Griffey was inducted to the team Hall of Fame before the game, then saw his old club give up two big innings to the Brewers. The first three Brewers reached in the seventh without the ball leaving the infield, but Gennett’s homer was the big blow. The Brewers added four more in the ninth against Seattle’s bullpen.
“I think when the offense is doing that all the way through, hopefully you have a chance to score in more innings,” Milwaukee manager Ron Roenicke said. “I know we busted out with the one, but then we added on, which I thought was really good.”
Tom Gorzelanny had his best performance of the season for the Brewers. Making his seventh start after beginning the season in the bullpen, Gorzelanny (3-4) gave up just three hits in seven innings.
It was the first time Gorzelanny threw at least seven innings and gave up zero earned runs since July 1, 2011, when he was pitching for the Washington Nationals. He struck out seven and allowed only one batter to reach third base.
“I’m not calling it a renaissance. I’m just trying to do my best out there and have a good effort each time,” Gorzelanny said. “I’m not really thinking about what could happen or how things will shake out.”
Gorzelanny also pitched through two unique circumstances.
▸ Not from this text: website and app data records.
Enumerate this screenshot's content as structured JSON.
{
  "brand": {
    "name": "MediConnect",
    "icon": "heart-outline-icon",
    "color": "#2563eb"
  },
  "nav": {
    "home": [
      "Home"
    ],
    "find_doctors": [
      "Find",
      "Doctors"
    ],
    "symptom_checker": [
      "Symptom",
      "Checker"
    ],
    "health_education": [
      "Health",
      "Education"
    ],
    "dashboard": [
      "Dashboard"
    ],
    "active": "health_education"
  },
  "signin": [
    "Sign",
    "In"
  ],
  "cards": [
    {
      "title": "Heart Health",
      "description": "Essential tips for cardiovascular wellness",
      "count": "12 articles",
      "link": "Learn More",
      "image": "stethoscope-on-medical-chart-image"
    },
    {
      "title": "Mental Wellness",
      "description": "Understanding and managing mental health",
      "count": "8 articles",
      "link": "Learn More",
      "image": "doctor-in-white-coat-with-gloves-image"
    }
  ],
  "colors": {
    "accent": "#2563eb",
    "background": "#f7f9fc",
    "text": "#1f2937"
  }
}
The first came right at the start, as the beginning of the game was delayed by 17 minutes because the ceremony honoring Griffey ran long. Gorzelanny ran up into the batting cage underneath the stadium to make a few extra throws, but wasn’t bothered by having to wait.
Then he sat through the Brewers’ big seventh inning, but was able to finish the inning.
“It’s great just to get through the sixth inning, which I’ve had trouble with this year a few times,” Gorzelanny said.
Seattle starter Hisashi Iwakuma (10-6) matched Gorzelanny for the first six innings, but quickly fell apart in the seventh. Carlos Gomez started the inning with a bunt single, diving around the tag attempt of Justin Smoak at first base to reach safely. Iwakuma said he tweaked his back on the play and struggled to get the ball down in the strike zone from then on. Caleb Gindl then chopped a grounder to the left side as Gomez was running on the pitch. Shortstop Brad Miller fielded the ball, but made the mistake of throwing to first when it was clear he wouldn’t get Gindl. That allowed Gomez to reach third and put runners on the corners with no outs.
Khris Davis then hit a shot down to third base that Kyle Seager backhanded. He tried to get Gomez at the plate but his throw was slightly high and Gomez was safe after crashing into catcher Humberto Quintero and knocking the ball free. Quintero stayed down briefly as the inside of his right knee collided with Gomez’s right knee, but he remained in the game.
Gomez said Quintero was unhappy being run into and let him know it when he came up for his next at-bat.
“I don’t mean to hurt any player, but if he is in front of the plate, what am I going to do?” Gomez said. “You don’t have a second to think.”
Juan Francisco then doubled to left-center on Iwakuma’s next pitch to score Gindl and give the Brewers a 2-0 advantage. Yuniesky Betancourt added an RBI single before Gennett’s second homer of the season. Morse had a shot at pulling back the drive, but it deflected off his glove and over the fence.
“I got it a little off the end. I thought it had a chance, but all I was trying to do was get a pitch up and put it in the outfield somewhere,” Gennett said.
Said Morse: “I felt like I had a good chance on it till I hit the wall and it kind of jarred my wrist back.”
Griffey became the seventh member of the team’s Hall of Fame. It was an emotional ceremony that brought the first sellout crowd of the season for the Mariners. The ceremony was supposed to last about 30 minutes, but Griffey’s speech was nearly 25 minutes itself and the entire ceremony went for nearly an hour.
Notes: Milwaukee scored 10 or more runs in consecutive games for the second time this season. ... Griffey joined late Hall of Fame broadcaster Dave Niehaus, and former teammates Alvin Davis, Randy Johnson, Dan Wilson, Jay Buhner and Edgar Martinez being honored by the club. ... Gorzelanny improved to 2-0 all-time against Seattle as a starter. ... Seattle had committed seven errors in its previous three games before staying clean defensively on Saturday.